PHOTO:Blaas hom! – The brass band Swing City was in full flow from the word go, placing current and classic hits and intermingling that with some impromptu jokes about all and sundry at the event in Sandton in July
A NEW chapter has commenced for leading South African polymers manufacturer Safripol, seeing the inclusion of fellow KAP Chemicals group businesses Hosaf and Wood Chemicals SA to the Safripol brand and implementation of a group-wide management systems for the three manufacturers, creating the opportunity for the expanded group to be benchmarked internationally.
Safripol, a manufacturer of various grades of high-density polyethylene and polypropylene, was purchased by KAP group in late 2016 in an R4,1-billion transaction and became part of the KAP Chemicals group officially on 3 January last year. Other members of the KAP Chemicals group include Hosaf, the PET manufacturer operating out of Jacobs, Durban, and Wood Chemicals SA, a manufacturer of urea formaldehyde (UF) resins for the panel industry based in Piet Retief, northern KZN. Woodchem is the largest producer of wood panel resins in Africa supplying formaldehyde into more than 30 different industries in South Africa.
In the rebranding process completed on 1 July, Hosaf has been renamed Safripol Durban and Woodchem as Safripol Piet Retief. An integrated management system for the three manufacturers has now been implemented, creating a substantially larger entity which will be more competitive internationally and which, it is anticipated, will benefit each of the manufacturers’ operations in terms of synergies and logistics.
Following the supply problems encountered at Hosaf in the second half of 2017, when supply was interrupted during its plant expansion project, a new management team is due to be announced for Safripol Durban, boosted by the fact that the expansion project has been completed and PET production at the Durban plant is now running at 550 tons a day, the intended goal of the plant upgrade. The output from Safripol Durban is, in fact, being ramped up and is currently running at levels over 600 tons/day and is expected to reach 650. Just prior to the big capex project at Jacobs, forecasts were that there was a global over-supply of PET, whereas there is now a world shortage. But that’s how things go in the commodities supply market, one month there’s a glut, the next there is a shortage.
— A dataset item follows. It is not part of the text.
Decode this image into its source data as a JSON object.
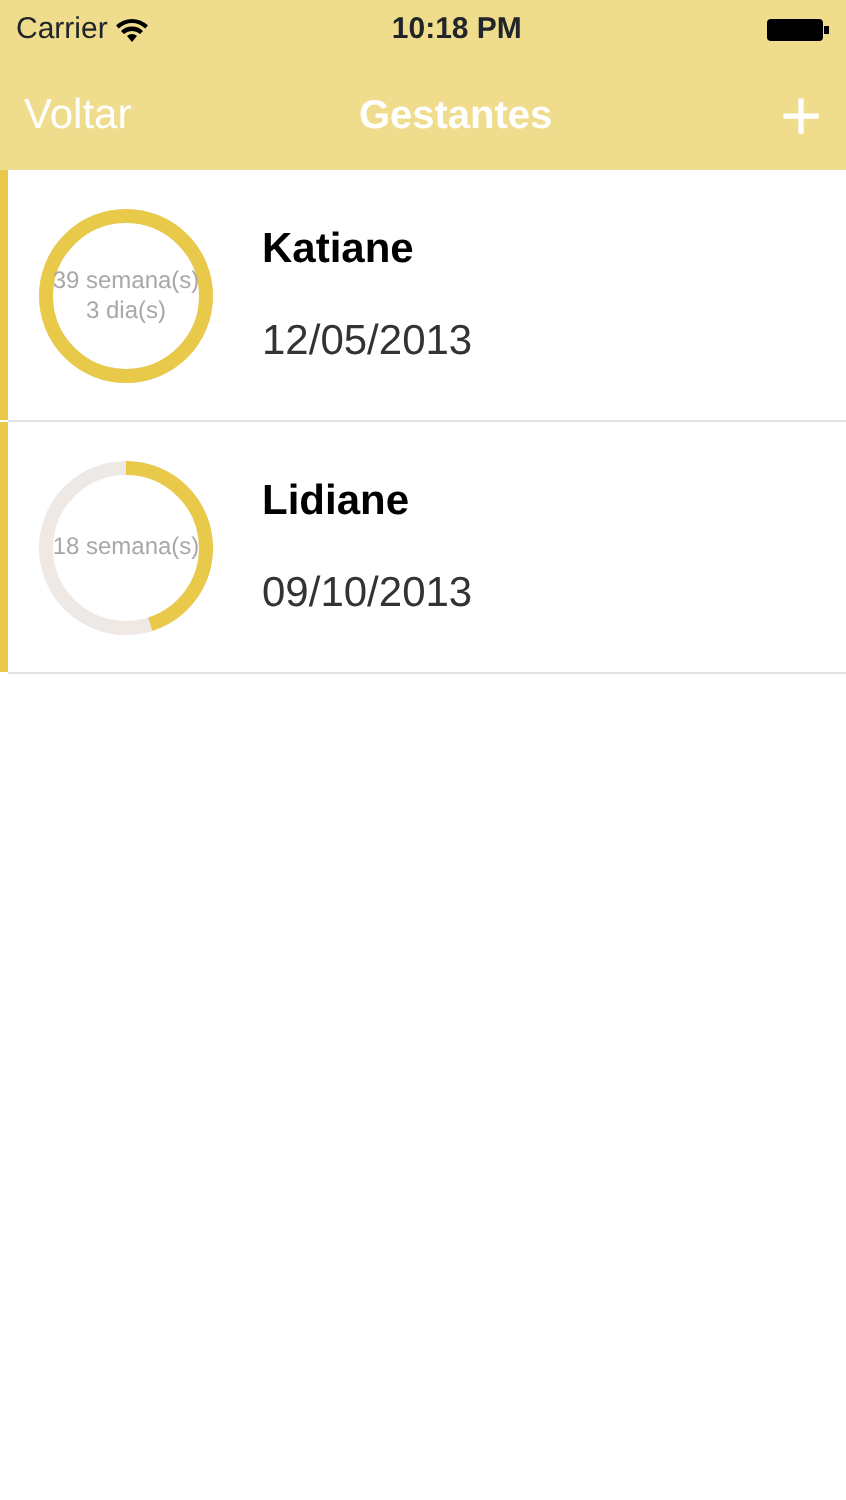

Of immediate relevance to converters in South Africa and further afield is the fact that the Hosaf name for its PET resins, Cazeden, is to be phased out and be replaced by the Aspire™ name, which will henceforth be Safripol Durban’s brand name. Safripol has applied for the new trade name and the new name will be applied as current stocks with the old name are depleted during the second half of the year.
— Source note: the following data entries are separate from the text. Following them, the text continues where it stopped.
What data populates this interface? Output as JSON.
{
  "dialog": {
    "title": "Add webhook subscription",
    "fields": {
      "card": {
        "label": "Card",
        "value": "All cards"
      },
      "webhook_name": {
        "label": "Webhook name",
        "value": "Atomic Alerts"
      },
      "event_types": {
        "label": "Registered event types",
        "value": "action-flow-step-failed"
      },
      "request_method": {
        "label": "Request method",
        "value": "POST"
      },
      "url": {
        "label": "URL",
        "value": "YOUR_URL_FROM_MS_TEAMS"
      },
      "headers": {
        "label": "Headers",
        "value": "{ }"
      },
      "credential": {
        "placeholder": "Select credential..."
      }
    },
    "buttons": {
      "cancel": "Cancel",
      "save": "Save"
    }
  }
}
According to a Safripol statement, the grade name rationalization and batch numbering system will be uniform and standardized. The naming system used before, where the target IV (intrinsic viscosity) figure was added as a suffix to the name, will apply as before. Safripol Durban currently has three grades and the IV figures will be retained: for example, Cazeden 84 FRX will from now become Aspire™ 84 FRX.
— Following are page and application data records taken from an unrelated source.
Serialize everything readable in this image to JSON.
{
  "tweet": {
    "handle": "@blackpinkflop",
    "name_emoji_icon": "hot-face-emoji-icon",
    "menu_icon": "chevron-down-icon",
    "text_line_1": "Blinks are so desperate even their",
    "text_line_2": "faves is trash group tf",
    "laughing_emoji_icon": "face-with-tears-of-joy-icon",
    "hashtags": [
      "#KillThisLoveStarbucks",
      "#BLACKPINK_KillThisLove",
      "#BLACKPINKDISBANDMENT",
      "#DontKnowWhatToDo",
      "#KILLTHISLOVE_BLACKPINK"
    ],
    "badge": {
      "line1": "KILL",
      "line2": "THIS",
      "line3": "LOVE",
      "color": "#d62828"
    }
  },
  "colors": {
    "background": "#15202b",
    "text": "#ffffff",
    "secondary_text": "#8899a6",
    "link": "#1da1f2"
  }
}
With the implementation of a common SAP system from 1 July, Safripol Durban is changing the batch numbering systems for its PET materials to allow improved traceability of its Aspire product range. The new batch numbering system will be the same as for Safripol’s existing HD and PP materials.
Typical batch numbers follow the sequence G (year of production); B (month of production); and then the day of production followed by an internal Safripol code and lastly the number of the batch produced on any specific day.
A similar strategy for Safripol Piet Retief is also being implemented.
Latest chapter This latest chapter for Safripol follows a history which saw it created as a venture involving the then Sentrachem group and Hoechst of Germany in 1972; the setting up of its polymer production plant at Sasolburg (HD production started in ’72 and PP in 1996), its sale to Dow group in 1999, its subsequent purchase by a consortium involving ABSA and Thebe Investments in 2007, releasing it from foreign ownership, and most recently, its purchase by KAP group in 2016.
The purchase in 2016 was arguably one of the more important for Safripol, as it returned it to ownership by a manufacturing group as compared to ownership by venture capital funds, bringing it back to its core culture
One of the features at Safripol Sasolburg throughout this time has been minimal staff change and hence steady strengthening of its core capabilities and efficiencies. The new, expanded Safripol business now combines a wider range of products with improved management abilities and inter-group synergies, which bodes well for both the group’s customers and its personnel.
Safripol is now a global scale operation with capacity for 240,000 tons per annum of PET; 160,000 of HD; 120,000 of PP and 110,000tpa of urea formaldehyde, which compare well internationally – certainly in the emerging economic sector.